━━━━━ Information provided ━━━━━
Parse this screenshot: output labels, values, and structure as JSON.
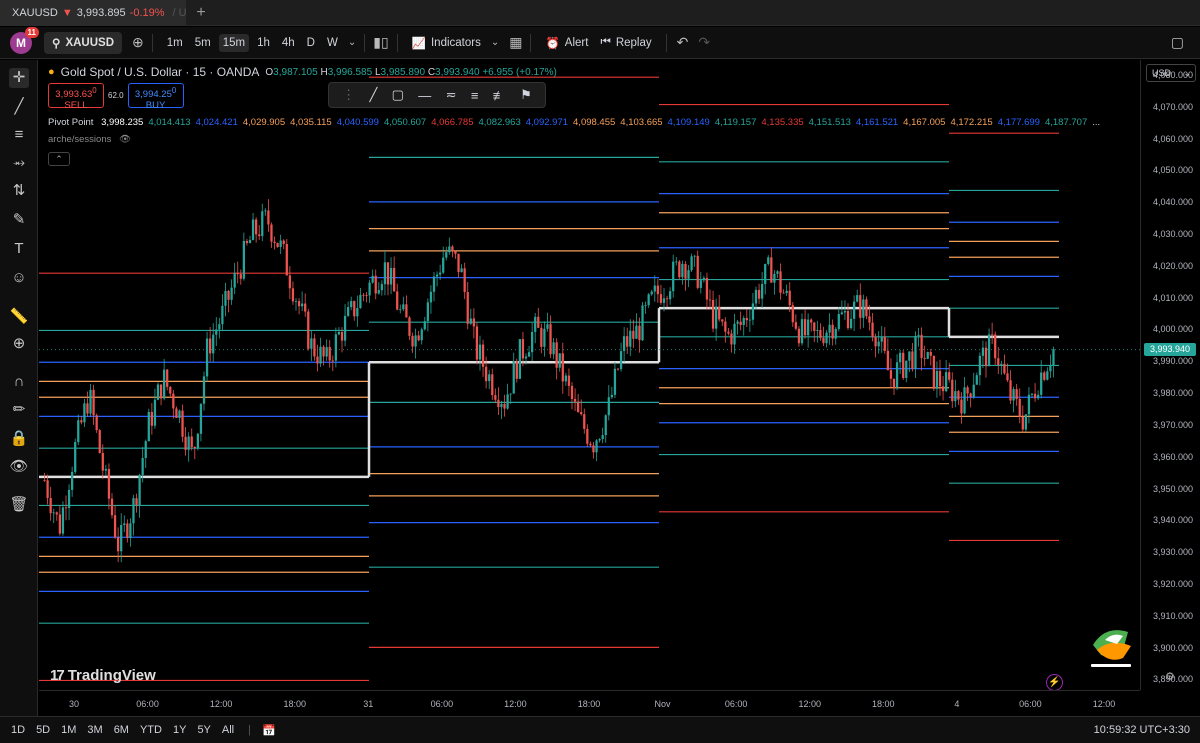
{
  "browser_tab": {
    "title": "XAUUSD",
    "arrow": "▼",
    "price": "3,993.895",
    "change": "-0.19%",
    "trail": "/ U"
  },
  "toolbar": {
    "avatar_letter": "M",
    "avatar_badge": "11",
    "symbol": "XAUUSD",
    "timeframes": [
      "1m",
      "5m",
      "15m",
      "1h",
      "4h",
      "D",
      "W"
    ],
    "active_timeframe": "15m",
    "indicators_label": "Indicators",
    "alert_label": "Alert",
    "replay_label": "Replay"
  },
  "legend": {
    "title": "Gold Spot / U.S. Dollar · 15 · OANDA",
    "open_k": "O",
    "open": "3,987.105",
    "high_k": "H",
    "high": "3,996.585",
    "low_k": "L",
    "low": "3,985.890",
    "close_k": "C",
    "close": "3,993.940",
    "change": "+6.955 (+0.17%)"
  },
  "trade": {
    "sell_price": "3,993.63",
    "sell_sup": "0",
    "sell_label": "SELL",
    "spread": "62.0",
    "buy_price": "3,994.25",
    "buy_sup": "0",
    "buy_label": "BUY"
  },
  "pivot": {
    "label": "Pivot Point",
    "values": [
      {
        "v": "3,998.235",
        "c": "#ffffff"
      },
      {
        "v": "4,014.413",
        "c": "#26a69a"
      },
      {
        "v": "4,024.421",
        "c": "#2962ff"
      },
      {
        "v": "4,029.905",
        "c": "#f5a05a"
      },
      {
        "v": "4,035.115",
        "c": "#f5a05a"
      },
      {
        "v": "4,040.599",
        "c": "#2962ff"
      },
      {
        "v": "4,050.607",
        "c": "#26a69a"
      },
      {
        "v": "4,066.785",
        "c": "#e53935"
      },
      {
        "v": "4,082.963",
        "c": "#26a69a"
      },
      {
        "v": "4,092.971",
        "c": "#2962ff"
      },
      {
        "v": "4,098.455",
        "c": "#f5a05a"
      },
      {
        "v": "4,103.665",
        "c": "#f5a05a"
      },
      {
        "v": "4,109.149",
        "c": "#2962ff"
      },
      {
        "v": "4,119.157",
        "c": "#26a69a"
      },
      {
        "v": "4,135.335",
        "c": "#e53935"
      },
      {
        "v": "4,151.513",
        "c": "#26a69a"
      },
      {
        "v": "4,161.521",
        "c": "#2962ff"
      },
      {
        "v": "4,167.005",
        "c": "#f5a05a"
      },
      {
        "v": "4,172.215",
        "c": "#f5a05a"
      },
      {
        "v": "4,177.699",
        "c": "#2962ff"
      },
      {
        "v": "4,187.707",
        "c": "#26a69a"
      }
    ],
    "more": "..."
  },
  "sessions_label": "arche/sessions",
  "price_axis": {
    "currency": "USD",
    "ticks": [
      "4,080.000",
      "4,070.000",
      "4,060.000",
      "4,050.000",
      "4,040.000",
      "4,030.000",
      "4,020.000",
      "4,010.000",
      "4,000.000",
      "3,990.000",
      "3,980.000",
      "3,970.000",
      "3,960.000",
      "3,950.000",
      "3,940.000",
      "3,930.000",
      "3,920.000",
      "3,910.000",
      "3,900.000",
      "3,890.000"
    ],
    "current_price": "3,993.940"
  },
  "time_axis": {
    "ticks": [
      {
        "label": "30"
      },
      {
        "label": "06:00"
      },
      {
        "label": "12:00"
      },
      {
        "label": "18:00"
      },
      {
        "label": "31"
      },
      {
        "label": "06:00"
      },
      {
        "label": "12:00"
      },
      {
        "label": "18:00"
      },
      {
        "label": "Nov"
      },
      {
        "label": "06:00"
      },
      {
        "label": "12:00"
      },
      {
        "label": "18:00"
      },
      {
        "label": "4"
      },
      {
        "label": "06:00"
      },
      {
        "label": "12:00"
      }
    ]
  },
  "bottom": {
    "ranges": [
      "1D",
      "5D",
      "1M",
      "3M",
      "6M",
      "YTD",
      "1Y",
      "5Y",
      "All"
    ],
    "clock": "10:59:32 UTC+3:30"
  },
  "watermark": {
    "logo": "17",
    "text": "TradingView"
  },
  "colors": {
    "up": "#26a69a",
    "down": "#ef5350",
    "pivot": "#e0e0e0",
    "r1": "#e53935",
    "support": "#2962ff",
    "mid": "#f5a05a"
  },
  "chart_data": {
    "type": "candlestick",
    "series_close_anchor": [
      3953,
      3938,
      3962,
      3980,
      3955,
      3932,
      3945,
      3970,
      3985,
      3975,
      3960,
      3995,
      4005,
      4018,
      4030,
      4035,
      4025,
      4010,
      3995,
      3990,
      4000,
      4008,
      4015,
      4020,
      4005,
      3998,
      4012,
      4025,
      4020,
      3995,
      3985,
      3978,
      3992,
      4000,
      3997,
      3985,
      3972,
      3965,
      3975,
      3995,
      4000,
      4010,
      4015,
      4022,
      4018,
      4005,
      3998,
      4002,
      4012,
      4020,
      4010,
      3999,
      3998,
      4002,
      4005,
      4008,
      4000,
      3985,
      3990,
      3995,
      3985,
      3982,
      3978,
      3990,
      3996,
      3980,
      3972,
      3985,
      3994
    ],
    "y_range": [
      3887,
      4085
    ],
    "pivot_levels": [
      {
        "day": "30",
        "P": 3954,
        "R1": 4018
      },
      {
        "day": "31",
        "P": 3990,
        "R1": 4085
      },
      {
        "day": "Nov",
        "P": 4007,
        "R1": 4046
      },
      {
        "day": "4",
        "P": 3998,
        "R1": 4067
      }
    ]
  }
}
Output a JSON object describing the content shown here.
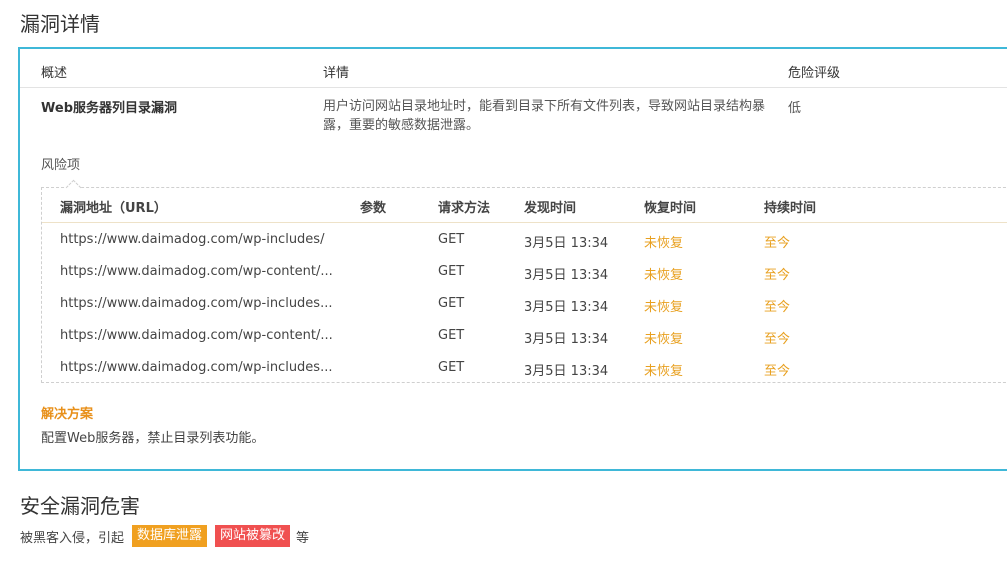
{
  "section1_title": "漏洞详情",
  "section2_title": "安全漏洞危害",
  "header": {
    "overview": "概述",
    "detail": "详情",
    "level": "危险评级"
  },
  "vuln": {
    "name": "Web服务器列目录漏洞",
    "detail": "用户访问网站目录地址时，能看到目录下所有文件列表，导致网站目录结构暴露，重要的敏感数据泄露。",
    "level": "低"
  },
  "risk_label": "风险项",
  "risk_table": {
    "columns": [
      "漏洞地址（URL）",
      "参数",
      "请求方法",
      "发现时间",
      "恢复时间",
      "持续时间"
    ],
    "rows": [
      {
        "url": "https://www.daimadog.com/wp-includes/",
        "param": "",
        "method": "GET",
        "found": "3月5日 13:34",
        "recover": "未恢复",
        "duration": "至今"
      },
      {
        "url": "https://www.daimadog.com/wp-content/...",
        "param": "",
        "method": "GET",
        "found": "3月5日 13:34",
        "recover": "未恢复",
        "duration": "至今"
      },
      {
        "url": "https://www.daimadog.com/wp-includes...",
        "param": "",
        "method": "GET",
        "found": "3月5日 13:34",
        "recover": "未恢复",
        "duration": "至今"
      },
      {
        "url": "https://www.daimadog.com/wp-content/...",
        "param": "",
        "method": "GET",
        "found": "3月5日 13:34",
        "recover": "未恢复",
        "duration": "至今"
      },
      {
        "url": "https://www.daimadog.com/wp-includes...",
        "param": "",
        "method": "GET",
        "found": "3月5日 13:34",
        "recover": "未恢复",
        "duration": "至今"
      }
    ]
  },
  "solution": {
    "title": "解决方案",
    "text": "配置Web服务器，禁止目录列表功能。"
  },
  "harm": {
    "prefix": "被黑客入侵，引起",
    "tags": [
      "数据库泄露",
      "网站被篡改"
    ],
    "suffix": "等"
  },
  "colors": {
    "border": "#3fb8d8",
    "accent": "#e8a020",
    "tag_orange": "#f0a020",
    "tag_red": "#f05050"
  }
}
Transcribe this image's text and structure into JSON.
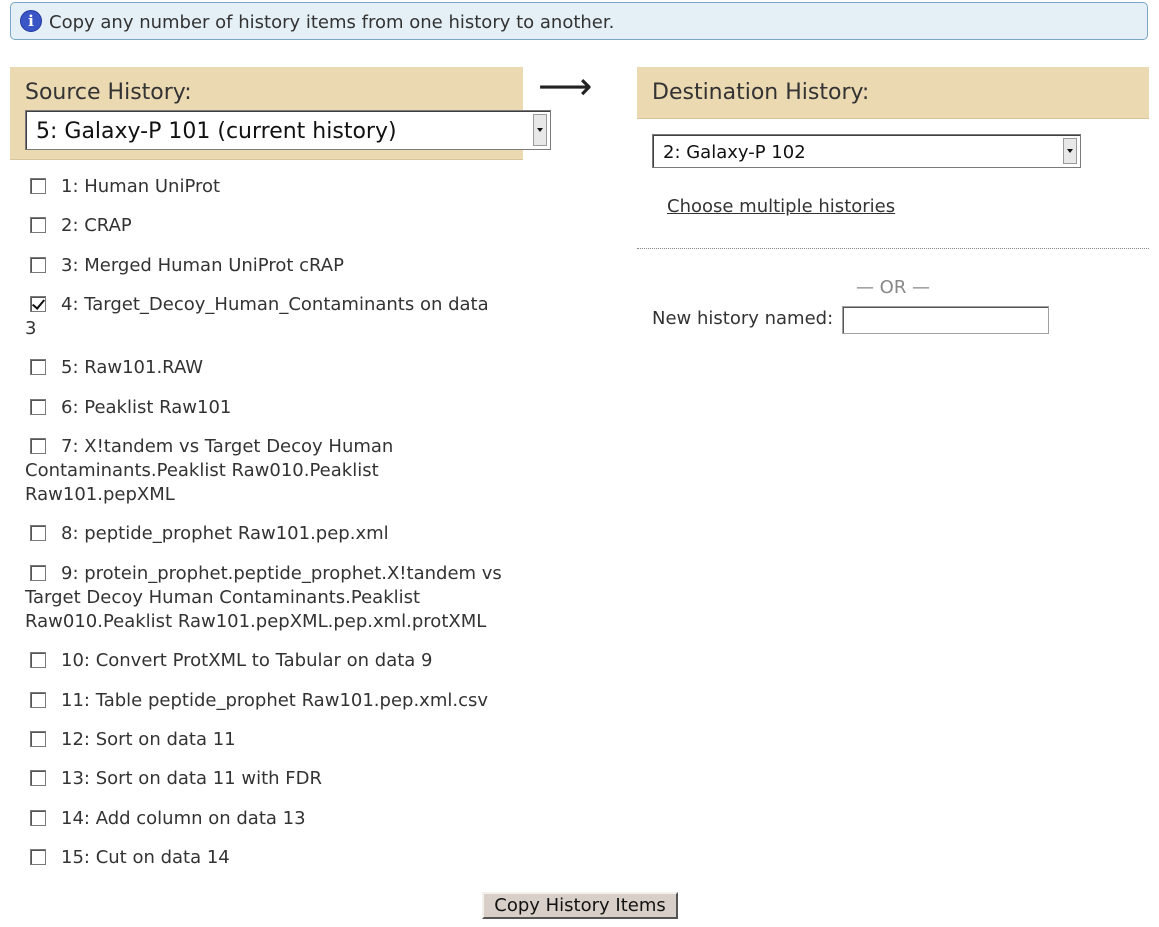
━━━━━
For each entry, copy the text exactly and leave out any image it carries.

:: Solution to this task ::
Parse this screenshot: output labels, values, and structure as JSON.
{
  "browser_tab": {
    "title": "XAUUSD",
    "arrow": "▼",
    "price": "3,993.895",
    "change": "-0.19%",
    "trail": "/ U"
  },
  "toolbar": {
    "avatar_letter": "M",
    "avatar_badge": "11",
    "symbol": "XAUUSD",
    "timeframes": [
      "1m",
      "5m",
      "15m",
      "1h",
      "4h",
      "D",
      "W"
    ],
    "active_timeframe": "15m",
    "indicators_label": "Indicators",
    "alert_label": "Alert",
    "replay_label": "Replay"
  },
  "legend": {
    "title": "Gold Spot / U.S. Dollar · 15 · OANDA",
    "open_k": "O",
    "open": "3,987.105",
    "high_k": "H",
    "high": "3,996.585",
    "low_k": "L",
    "low": "3,985.890",
    "close_k": "C",
    "close": "3,993.940",
    "change": "+6.955 (+0.17%)"
  },
  "trade": {
    "sell_price": "3,993.63",
    "sell_sup": "0",
    "sell_label": "SELL",
    "spread": "62.0",
    "buy_price": "3,994.25",
    "buy_sup": "0",
    "buy_label": "BUY"
  },
  "pivot": {
    "label": "Pivot Point",
    "values": [
      {
        "v": "3,998.235",
        "c": "#ffffff"
      },
      {
        "v": "4,014.413",
        "c": "#26a69a"
      },
      {
        "v": "4,024.421",
        "c": "#2962ff"
      },
      {
        "v": "4,029.905",
        "c": "#f5a05a"
      },
      {
        "v": "4,035.115",
        "c": "#f5a05a"
      },
      {
        "v": "4,040.599",
        "c": "#2962ff"
      },
      {
        "v": "4,050.607",
        "c": "#26a69a"
      },
      {
        "v": "4,066.785",
        "c": "#e53935"
      },
      {
        "v": "4,082.963",
        "c": "#26a69a"
      },
      {
        "v": "4,092.971",
        "c": "#2962ff"
      },
      {
        "v": "4,098.455",
        "c": "#f5a05a"
      },
      {
        "v": "4,103.665",
        "c": "#f5a05a"
      },
      {
        "v": "4,109.149",
        "c": "#2962ff"
      },
      {
        "v": "4,119.157",
        "c": "#26a69a"
      },
      {
        "v": "4,135.335",
        "c": "#e53935"
      },
      {
        "v": "4,151.513",
        "c": "#26a69a"
      },
      {
        "v": "4,161.521",
        "c": "#2962ff"
      },
      {
        "v": "4,167.005",
        "c": "#f5a05a"
      },
      {
        "v": "4,172.215",
        "c": "#f5a05a"
      },
      {
        "v": "4,177.699",
        "c": "#2962ff"
      },
      {
        "v": "4,187.707",
        "c": "#26a69a"
      }
    ],
    "more": "..."
  },
  "sessions_label": "arche/sessions",
  "price_axis": {
    "currency": "USD",
    "ticks": [
      "4,080.000",
      "4,070.000",
      "4,060.000",
      "4,050.000",
      "4,040.000",
      "4,030.000",
      "4,020.000",
      "4,010.000",
      "4,000.000",
      "3,990.000",
      "3,980.000",
      "3,970.000",
      "3,960.000",
      "3,950.000",
      "3,940.000",
      "3,930.000",
      "3,920.000",
      "3,910.000",
      "3,900.000",
      "3,890.000"
    ],
    "current_price": "3,993.940"
  },
  "time_axis": {
    "ticks": [
      {
        "label": "30"
      },
      {
        "label": "06:00"
      },
      {
        "label": "12:00"
      },
      {
        "label": "18:00"
      },
      {
        "label": "31"
      },
      {
        "label": "06:00"
      },
      {
        "label": "12:00"
      },
      {
        "label": "18:00"
      },
      {
        "label": "Nov"
      },
      {
        "label": "06:00"
      },
      {
        "label": "12:00"
      },
      {
        "label": "18:00"
      },
      {
        "label": "4"
      },
      {
        "label": "06:00"
      },
      {
        "label": "12:00"
      }
    ]
  },
  "bottom": {
    "ranges": [
      "1D",
      "5D",
      "1M",
      "3M",
      "6M",
      "YTD",
      "1Y",
      "5Y",
      "All"
    ],
    "clock": "10:59:32 UTC+3:30"
  },
  "watermark": {
    "logo": "17",
    "text": "TradingView"
  },
  "colors": {
    "up": "#26a69a",
    "down": "#ef5350",
    "pivot": "#e0e0e0",
    "r1": "#e53935",
    "support": "#2962ff",
    "mid": "#f5a05a"
  },
  "chart_data": {
    "type": "candlestick",
    "series_close_anchor": [
      3953,
      3938,
      3962,
      3980,
      3955,
      3932,
      3945,
      3970,
      3985,
      3975,
      3960,
      3995,
      4005,
      4018,
      4030,
      4035,
      4025,
      4010,
      3995,
      3990,
      4000,
      4008,
      4015,
      4020,
      4005,
      3998,
      4012,
      4025,
      4020,
      3995,
      3985,
      3978,
      3992,
      4000,
      3997,
      3985,
      3972,
      3965,
      3975,
      3995,
      4000,
      4010,
      4015,
      4022,
      4018,
      4005,
      3998,
      4002,
      4012,
      4020,
      4010,
      3999,
      3998,
      4002,
      4005,
      4008,
      4000,
      3985,
      3990,
      3995,
      3985,
      3982,
      3978,
      3990,
      3996,
      3980,
      3972,
      3985,
      3994
    ],
    "y_range": [
      3887,
      4085
    ],
    "pivot_levels": [
      {
        "day": "30",
        "P": 3954,
        "R1": 4018
      },
      {
        "day": "31",
        "P": 3990,
        "R1": 4085
      },
      {
        "day": "Nov",
        "P": 4007,
        "R1": 4046
      },
      {
        "day": "4",
        "P": 3998,
        "R1": 4067
      }
    ]
  }
}
Output a JSON object describing the content shown here.
{
  "section1_title": "漏洞详情",
  "section2_title": "安全漏洞危害",
  "header": {
    "overview": "概述",
    "detail": "详情",
    "level": "危险评级"
  },
  "vuln": {
    "name": "Web服务器列目录漏洞",
    "detail": "用户访问网站目录地址时，能看到目录下所有文件列表，导致网站目录结构暴露，重要的敏感数据泄露。",
    "level": "低"
  },
  "risk_label": "风险项",
  "risk_table": {
    "columns": [
      "漏洞地址（URL）",
      "参数",
      "请求方法",
      "发现时间",
      "恢复时间",
      "持续时间"
    ],
    "rows": [
      {
        "url": "https://www.daimadog.com/wp-includes/",
        "param": "",
        "method": "GET",
        "found": "3月5日 13:34",
        "recover": "未恢复",
        "duration": "至今"
      },
      {
        "url": "https://www.daimadog.com/wp-content/...",
        "param": "",
        "method": "GET",
        "found": "3月5日 13:34",
        "recover": "未恢复",
        "duration": "至今"
      },
      {
        "url": "https://www.daimadog.com/wp-includes...",
        "param": "",
        "method": "GET",
        "found": "3月5日 13:34",
        "recover": "未恢复",
        "duration": "至今"
      },
      {
        "url": "https://www.daimadog.com/wp-content/...",
        "param": "",
        "method": "GET",
        "found": "3月5日 13:34",
        "recover": "未恢复",
        "duration": "至今"
      },
      {
        "url": "https://www.daimadog.com/wp-includes...",
        "param": "",
        "method": "GET",
        "found": "3月5日 13:34",
        "recover": "未恢复",
        "duration": "至今"
      }
    ]
  },
  "solution": {
    "title": "解决方案",
    "text": "配置Web服务器，禁止目录列表功能。"
  },
  "harm": {
    "prefix": "被黑客入侵，引起",
    "tags": [
      "数据库泄露",
      "网站被篡改"
    ],
    "suffix": "等"
  },
  "colors": {
    "border": "#3fb8d8",
    "accent": "#e8a020",
    "tag_orange": "#f0a020",
    "tag_red": "#f05050"
  }
}
Transcribe this image's text and structure into JSON.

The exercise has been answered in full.